Paul Vogt, the former longtime director of the Museum Folkwang in Essen, Germany, died in Münster on October 1 at the age of ninety-one. The institution announced his passing on October 10.

Trained as an art historian, Vogt led Museum Folkwang from 1963 until 1988. During his tenure, he worked to rebuild the museum’s collection, which had been purged of “degenerate art” by the Nazis. More than fourteen hundred artworks were confiscated from the institution beginning in 1937. Vogt repurchased twenty paintings from the original collection of Folkwang founder Karl Ernst Osthof, including Paul Cézanne’s Steinbruch Bibémus (Bibémus Quarry), ca. 1885, and Ernst Ludwig Kirchner’s Tanzpaar (Couple), 1914.

Under Vogt’s leadership, the institution also established a photography department and greatly expanded its permanent collection, adding works by American artists such as Mark Rothko, Barnett Newman, Jackson Pollock, Ad Reinhardt, and Franz Kline, along with modern and contemporary European pieces by Yves Klein, Gerhard Richter, Lucio Fontana, and the founders of the Zero group: Günter Uecker, Otto Piene, and Heinz Mack.
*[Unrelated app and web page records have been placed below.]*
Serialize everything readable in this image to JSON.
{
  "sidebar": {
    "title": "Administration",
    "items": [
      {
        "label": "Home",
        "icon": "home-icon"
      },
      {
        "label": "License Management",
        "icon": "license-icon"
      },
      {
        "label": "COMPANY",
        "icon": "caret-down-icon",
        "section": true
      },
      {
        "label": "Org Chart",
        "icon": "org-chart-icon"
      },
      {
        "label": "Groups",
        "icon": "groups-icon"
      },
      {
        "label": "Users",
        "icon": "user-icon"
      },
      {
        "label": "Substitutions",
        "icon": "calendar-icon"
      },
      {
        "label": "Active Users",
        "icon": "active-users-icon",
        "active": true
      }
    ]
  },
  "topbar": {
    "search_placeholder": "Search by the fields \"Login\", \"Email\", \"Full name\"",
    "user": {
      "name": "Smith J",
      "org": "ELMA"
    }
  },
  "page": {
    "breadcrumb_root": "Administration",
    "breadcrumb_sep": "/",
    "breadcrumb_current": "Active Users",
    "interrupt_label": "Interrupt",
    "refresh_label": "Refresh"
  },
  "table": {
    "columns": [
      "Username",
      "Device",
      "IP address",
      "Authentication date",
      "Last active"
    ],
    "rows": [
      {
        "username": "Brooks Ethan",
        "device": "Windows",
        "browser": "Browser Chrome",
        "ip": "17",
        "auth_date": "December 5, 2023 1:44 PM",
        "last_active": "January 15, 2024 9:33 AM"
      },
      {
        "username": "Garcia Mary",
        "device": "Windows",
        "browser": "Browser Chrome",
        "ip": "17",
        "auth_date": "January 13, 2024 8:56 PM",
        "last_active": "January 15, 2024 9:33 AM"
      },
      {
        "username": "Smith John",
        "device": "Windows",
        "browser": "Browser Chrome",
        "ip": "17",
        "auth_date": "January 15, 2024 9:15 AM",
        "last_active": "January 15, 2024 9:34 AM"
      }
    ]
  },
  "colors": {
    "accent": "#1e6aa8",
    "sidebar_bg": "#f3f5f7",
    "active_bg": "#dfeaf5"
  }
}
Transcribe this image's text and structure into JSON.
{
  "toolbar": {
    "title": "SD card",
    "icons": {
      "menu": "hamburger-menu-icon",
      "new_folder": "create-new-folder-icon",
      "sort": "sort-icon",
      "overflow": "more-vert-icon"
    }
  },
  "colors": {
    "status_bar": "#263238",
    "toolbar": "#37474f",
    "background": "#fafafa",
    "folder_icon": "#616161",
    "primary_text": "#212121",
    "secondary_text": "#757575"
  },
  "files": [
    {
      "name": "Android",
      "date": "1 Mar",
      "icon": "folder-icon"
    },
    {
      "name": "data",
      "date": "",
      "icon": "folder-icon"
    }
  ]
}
Vogt was focused on restoring the museum’s reputation as the renowned contemporary art institution that prompted Paul J. Sachs, the cofounder of New York’s Museum of Modern Art, to call it “the most beautiful museum in the world” during a visit to Essen in 1932.

Born on May 29, 1926, Vogt studied art history and archeology at the University of Göttingen. He first joined Museum Folkwang in 1954 as an assistant to director Heinz Köhn, and in 1963 he succeeded Köhn. In 1977, Vogt became a professor at the University of Essen, where he taught for many years. Among the numerous publications Vogt completed over the course of his career are two catalogues raisonnés on the work of German Expressionist Christian Rohlfs: one on the artist’s printed graphics and another on his paintings, published in 1950 and 1978, respectively.